===== Material for this exercise

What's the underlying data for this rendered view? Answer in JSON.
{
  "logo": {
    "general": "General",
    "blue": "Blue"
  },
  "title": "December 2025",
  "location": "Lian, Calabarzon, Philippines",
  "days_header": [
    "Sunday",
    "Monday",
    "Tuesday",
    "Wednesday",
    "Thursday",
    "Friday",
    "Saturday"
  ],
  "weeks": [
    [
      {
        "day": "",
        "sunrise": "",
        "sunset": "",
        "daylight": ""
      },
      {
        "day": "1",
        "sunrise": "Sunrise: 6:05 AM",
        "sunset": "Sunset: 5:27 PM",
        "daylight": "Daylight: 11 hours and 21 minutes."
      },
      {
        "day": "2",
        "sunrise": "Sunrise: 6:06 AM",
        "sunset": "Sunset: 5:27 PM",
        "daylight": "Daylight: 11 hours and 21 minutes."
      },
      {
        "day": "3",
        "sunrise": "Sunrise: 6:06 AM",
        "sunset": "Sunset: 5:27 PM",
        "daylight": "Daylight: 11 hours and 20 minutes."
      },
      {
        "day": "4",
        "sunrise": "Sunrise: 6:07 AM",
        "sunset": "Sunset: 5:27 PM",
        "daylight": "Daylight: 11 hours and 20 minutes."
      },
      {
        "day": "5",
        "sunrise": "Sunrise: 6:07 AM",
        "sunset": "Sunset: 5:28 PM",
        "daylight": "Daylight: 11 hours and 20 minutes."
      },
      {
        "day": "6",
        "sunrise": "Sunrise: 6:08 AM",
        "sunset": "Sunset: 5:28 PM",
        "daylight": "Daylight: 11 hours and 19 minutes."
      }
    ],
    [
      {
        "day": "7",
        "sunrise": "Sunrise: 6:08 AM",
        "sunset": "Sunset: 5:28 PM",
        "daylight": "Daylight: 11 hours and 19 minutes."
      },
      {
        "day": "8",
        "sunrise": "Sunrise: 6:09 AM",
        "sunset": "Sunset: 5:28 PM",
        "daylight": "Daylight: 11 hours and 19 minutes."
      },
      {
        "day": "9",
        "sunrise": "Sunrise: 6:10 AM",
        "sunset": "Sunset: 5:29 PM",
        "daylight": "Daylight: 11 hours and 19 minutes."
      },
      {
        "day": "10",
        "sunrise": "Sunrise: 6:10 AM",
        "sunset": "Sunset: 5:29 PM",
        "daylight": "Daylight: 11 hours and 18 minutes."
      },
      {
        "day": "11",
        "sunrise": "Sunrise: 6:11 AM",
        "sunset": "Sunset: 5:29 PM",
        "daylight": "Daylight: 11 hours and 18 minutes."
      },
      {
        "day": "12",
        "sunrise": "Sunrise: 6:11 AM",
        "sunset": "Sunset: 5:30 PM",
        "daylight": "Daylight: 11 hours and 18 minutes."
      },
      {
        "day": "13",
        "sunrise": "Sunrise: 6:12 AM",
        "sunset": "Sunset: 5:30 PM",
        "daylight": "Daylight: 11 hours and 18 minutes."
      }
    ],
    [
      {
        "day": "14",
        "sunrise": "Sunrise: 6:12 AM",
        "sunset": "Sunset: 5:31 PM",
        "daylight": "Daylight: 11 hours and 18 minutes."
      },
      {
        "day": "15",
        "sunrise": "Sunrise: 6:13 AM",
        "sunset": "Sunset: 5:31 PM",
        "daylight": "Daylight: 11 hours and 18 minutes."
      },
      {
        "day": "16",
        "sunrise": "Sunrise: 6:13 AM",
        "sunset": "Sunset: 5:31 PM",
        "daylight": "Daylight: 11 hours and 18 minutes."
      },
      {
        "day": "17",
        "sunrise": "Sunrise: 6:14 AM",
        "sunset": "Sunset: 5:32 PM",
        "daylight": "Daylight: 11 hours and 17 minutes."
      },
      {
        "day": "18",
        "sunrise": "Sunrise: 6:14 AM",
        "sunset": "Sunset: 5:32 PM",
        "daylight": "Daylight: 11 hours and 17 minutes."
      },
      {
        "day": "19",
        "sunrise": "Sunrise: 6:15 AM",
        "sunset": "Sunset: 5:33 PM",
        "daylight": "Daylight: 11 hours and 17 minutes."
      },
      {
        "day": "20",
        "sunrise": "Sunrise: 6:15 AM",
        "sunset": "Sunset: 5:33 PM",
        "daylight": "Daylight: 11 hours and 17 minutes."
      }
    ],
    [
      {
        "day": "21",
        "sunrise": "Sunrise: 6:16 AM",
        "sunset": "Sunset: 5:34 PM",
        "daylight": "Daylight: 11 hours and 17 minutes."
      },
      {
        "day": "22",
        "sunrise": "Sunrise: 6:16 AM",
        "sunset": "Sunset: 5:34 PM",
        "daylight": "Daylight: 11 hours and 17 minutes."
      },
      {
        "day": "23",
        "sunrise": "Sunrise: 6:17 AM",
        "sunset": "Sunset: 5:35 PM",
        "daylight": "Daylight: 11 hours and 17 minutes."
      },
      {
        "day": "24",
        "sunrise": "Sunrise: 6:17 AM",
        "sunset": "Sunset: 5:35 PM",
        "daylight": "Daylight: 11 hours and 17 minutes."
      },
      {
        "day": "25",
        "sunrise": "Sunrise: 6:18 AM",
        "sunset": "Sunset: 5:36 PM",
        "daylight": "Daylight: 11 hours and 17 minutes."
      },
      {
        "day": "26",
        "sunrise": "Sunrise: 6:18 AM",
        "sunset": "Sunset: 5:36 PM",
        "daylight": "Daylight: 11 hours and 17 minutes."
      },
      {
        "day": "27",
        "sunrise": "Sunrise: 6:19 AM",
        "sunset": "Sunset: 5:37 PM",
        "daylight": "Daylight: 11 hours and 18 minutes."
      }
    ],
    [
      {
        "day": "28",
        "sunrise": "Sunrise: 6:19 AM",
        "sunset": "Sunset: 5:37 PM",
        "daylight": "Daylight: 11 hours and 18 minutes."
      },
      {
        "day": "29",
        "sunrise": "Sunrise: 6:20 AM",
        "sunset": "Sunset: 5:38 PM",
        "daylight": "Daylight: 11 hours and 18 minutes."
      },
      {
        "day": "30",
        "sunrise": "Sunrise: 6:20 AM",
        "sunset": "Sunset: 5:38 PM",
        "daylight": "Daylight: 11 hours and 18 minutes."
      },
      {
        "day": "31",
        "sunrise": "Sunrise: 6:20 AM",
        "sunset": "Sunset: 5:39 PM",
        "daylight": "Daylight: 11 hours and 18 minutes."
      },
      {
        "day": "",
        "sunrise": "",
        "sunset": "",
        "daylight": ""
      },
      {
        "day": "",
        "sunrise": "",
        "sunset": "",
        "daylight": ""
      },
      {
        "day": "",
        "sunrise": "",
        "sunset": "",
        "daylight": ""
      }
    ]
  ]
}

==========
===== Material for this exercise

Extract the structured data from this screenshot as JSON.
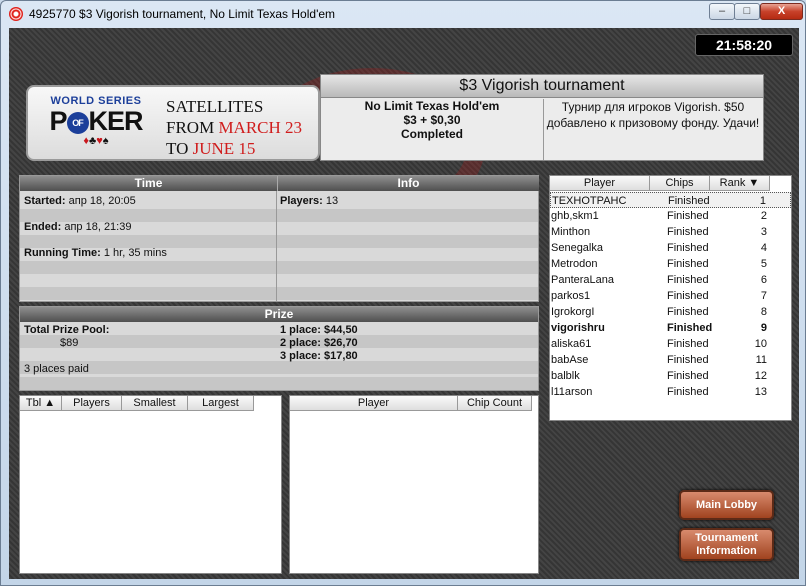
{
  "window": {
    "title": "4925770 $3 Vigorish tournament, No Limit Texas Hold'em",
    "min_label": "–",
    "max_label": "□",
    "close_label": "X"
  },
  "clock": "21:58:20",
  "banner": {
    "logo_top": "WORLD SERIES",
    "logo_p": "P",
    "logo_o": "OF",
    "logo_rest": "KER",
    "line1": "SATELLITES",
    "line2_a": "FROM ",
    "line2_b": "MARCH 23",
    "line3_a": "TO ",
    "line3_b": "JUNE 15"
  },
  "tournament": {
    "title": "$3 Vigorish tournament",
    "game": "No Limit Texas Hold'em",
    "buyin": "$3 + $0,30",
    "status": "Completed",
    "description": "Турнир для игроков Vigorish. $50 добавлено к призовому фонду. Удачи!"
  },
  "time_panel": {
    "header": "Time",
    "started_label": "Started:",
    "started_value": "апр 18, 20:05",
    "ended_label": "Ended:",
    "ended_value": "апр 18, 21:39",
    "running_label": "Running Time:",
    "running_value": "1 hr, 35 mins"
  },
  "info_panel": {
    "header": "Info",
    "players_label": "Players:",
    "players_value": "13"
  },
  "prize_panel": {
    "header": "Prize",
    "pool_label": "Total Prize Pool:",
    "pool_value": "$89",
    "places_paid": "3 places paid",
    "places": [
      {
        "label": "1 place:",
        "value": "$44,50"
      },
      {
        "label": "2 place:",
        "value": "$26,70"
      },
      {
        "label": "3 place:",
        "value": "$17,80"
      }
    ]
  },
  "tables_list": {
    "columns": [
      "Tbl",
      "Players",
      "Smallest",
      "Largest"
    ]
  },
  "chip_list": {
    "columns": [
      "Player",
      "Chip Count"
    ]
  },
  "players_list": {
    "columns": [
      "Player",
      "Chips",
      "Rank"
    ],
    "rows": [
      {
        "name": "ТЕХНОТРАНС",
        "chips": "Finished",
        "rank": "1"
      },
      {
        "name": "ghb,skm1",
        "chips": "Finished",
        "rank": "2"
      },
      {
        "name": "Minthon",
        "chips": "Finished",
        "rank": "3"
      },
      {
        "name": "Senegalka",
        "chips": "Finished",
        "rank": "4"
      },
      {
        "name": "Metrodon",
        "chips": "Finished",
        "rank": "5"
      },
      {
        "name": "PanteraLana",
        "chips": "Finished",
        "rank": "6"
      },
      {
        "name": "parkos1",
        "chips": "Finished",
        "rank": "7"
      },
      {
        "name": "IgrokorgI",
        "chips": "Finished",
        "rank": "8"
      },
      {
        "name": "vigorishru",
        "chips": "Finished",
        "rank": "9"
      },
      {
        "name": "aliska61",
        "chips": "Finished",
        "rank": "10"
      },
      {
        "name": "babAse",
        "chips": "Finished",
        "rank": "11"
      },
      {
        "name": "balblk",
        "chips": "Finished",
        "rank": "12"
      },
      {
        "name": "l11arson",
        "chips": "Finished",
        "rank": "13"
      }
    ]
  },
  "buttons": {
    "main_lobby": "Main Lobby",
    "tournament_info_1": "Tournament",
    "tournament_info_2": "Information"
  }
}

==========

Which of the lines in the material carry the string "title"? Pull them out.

■ Exercise solution
  "title": "December 2025",
    "title": "4925770 $3 Vigorish tournament, No Limit Texas Hold'em",
    "title": "$3 Vigorish tournament",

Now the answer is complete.